PROBLEM STATEMENT:
Report back every line of the entries that contains "Edit", exactly as written.

Recorded data:
==============================
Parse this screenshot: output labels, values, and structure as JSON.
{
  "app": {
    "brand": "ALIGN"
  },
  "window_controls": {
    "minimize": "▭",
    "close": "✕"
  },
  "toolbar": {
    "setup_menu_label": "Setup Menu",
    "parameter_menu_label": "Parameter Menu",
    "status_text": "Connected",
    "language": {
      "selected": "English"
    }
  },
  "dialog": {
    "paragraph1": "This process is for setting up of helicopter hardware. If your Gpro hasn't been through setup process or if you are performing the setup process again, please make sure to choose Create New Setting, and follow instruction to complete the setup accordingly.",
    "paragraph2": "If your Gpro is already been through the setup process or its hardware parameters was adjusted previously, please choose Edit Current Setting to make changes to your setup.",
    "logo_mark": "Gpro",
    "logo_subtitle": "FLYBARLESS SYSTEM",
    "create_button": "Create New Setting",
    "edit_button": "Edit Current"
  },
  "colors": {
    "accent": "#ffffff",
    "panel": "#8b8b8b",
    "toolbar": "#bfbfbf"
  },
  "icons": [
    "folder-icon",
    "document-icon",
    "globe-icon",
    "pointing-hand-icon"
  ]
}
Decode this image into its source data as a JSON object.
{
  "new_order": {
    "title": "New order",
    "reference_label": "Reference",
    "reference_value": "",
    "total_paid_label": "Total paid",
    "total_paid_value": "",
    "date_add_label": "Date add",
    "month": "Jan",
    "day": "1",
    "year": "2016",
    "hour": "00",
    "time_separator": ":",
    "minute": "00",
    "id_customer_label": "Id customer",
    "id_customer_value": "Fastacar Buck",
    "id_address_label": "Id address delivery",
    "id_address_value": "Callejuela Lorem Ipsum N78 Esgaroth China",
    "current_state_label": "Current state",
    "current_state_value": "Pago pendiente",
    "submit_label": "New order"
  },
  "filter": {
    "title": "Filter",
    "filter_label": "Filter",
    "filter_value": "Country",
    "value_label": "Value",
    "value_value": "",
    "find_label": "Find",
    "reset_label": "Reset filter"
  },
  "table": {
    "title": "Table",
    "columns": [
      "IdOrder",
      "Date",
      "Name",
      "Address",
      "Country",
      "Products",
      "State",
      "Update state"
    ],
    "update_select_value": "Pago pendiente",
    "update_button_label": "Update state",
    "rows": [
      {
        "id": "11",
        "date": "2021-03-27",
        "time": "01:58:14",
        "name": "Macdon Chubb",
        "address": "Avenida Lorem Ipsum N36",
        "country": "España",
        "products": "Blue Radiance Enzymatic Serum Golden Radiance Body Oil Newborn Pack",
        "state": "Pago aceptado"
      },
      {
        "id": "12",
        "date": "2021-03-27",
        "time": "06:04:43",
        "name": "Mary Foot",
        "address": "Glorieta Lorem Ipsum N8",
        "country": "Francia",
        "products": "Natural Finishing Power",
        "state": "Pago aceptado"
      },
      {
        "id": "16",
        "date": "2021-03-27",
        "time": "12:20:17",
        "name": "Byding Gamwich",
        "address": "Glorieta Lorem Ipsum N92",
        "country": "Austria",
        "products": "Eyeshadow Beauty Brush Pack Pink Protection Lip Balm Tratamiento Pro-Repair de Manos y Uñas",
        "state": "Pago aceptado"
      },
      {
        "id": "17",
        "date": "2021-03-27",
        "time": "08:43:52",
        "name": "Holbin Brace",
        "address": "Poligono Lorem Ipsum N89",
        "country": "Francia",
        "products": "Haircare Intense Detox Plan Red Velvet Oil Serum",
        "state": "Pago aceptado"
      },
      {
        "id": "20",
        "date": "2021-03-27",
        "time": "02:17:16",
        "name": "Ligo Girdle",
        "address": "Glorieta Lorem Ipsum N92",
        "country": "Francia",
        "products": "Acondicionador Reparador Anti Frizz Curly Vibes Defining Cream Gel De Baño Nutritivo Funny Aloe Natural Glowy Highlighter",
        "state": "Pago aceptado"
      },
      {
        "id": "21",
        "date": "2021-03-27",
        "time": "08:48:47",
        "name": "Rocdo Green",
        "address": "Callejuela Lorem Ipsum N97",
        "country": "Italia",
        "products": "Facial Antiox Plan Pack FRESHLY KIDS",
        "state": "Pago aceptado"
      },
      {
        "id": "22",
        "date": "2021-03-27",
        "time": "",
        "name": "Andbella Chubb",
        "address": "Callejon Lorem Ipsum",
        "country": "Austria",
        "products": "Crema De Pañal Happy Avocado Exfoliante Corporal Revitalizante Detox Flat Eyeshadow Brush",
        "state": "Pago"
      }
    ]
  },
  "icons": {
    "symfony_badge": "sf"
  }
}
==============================
OUTPUT FOR THIS EXERCISE:
    "paragraph2": "If your Gpro is already been through the setup process or its hardware parameters was adjusted previously, please choose Edit Current Setting to make changes to your setup.",
    "edit_button": "Edit Current"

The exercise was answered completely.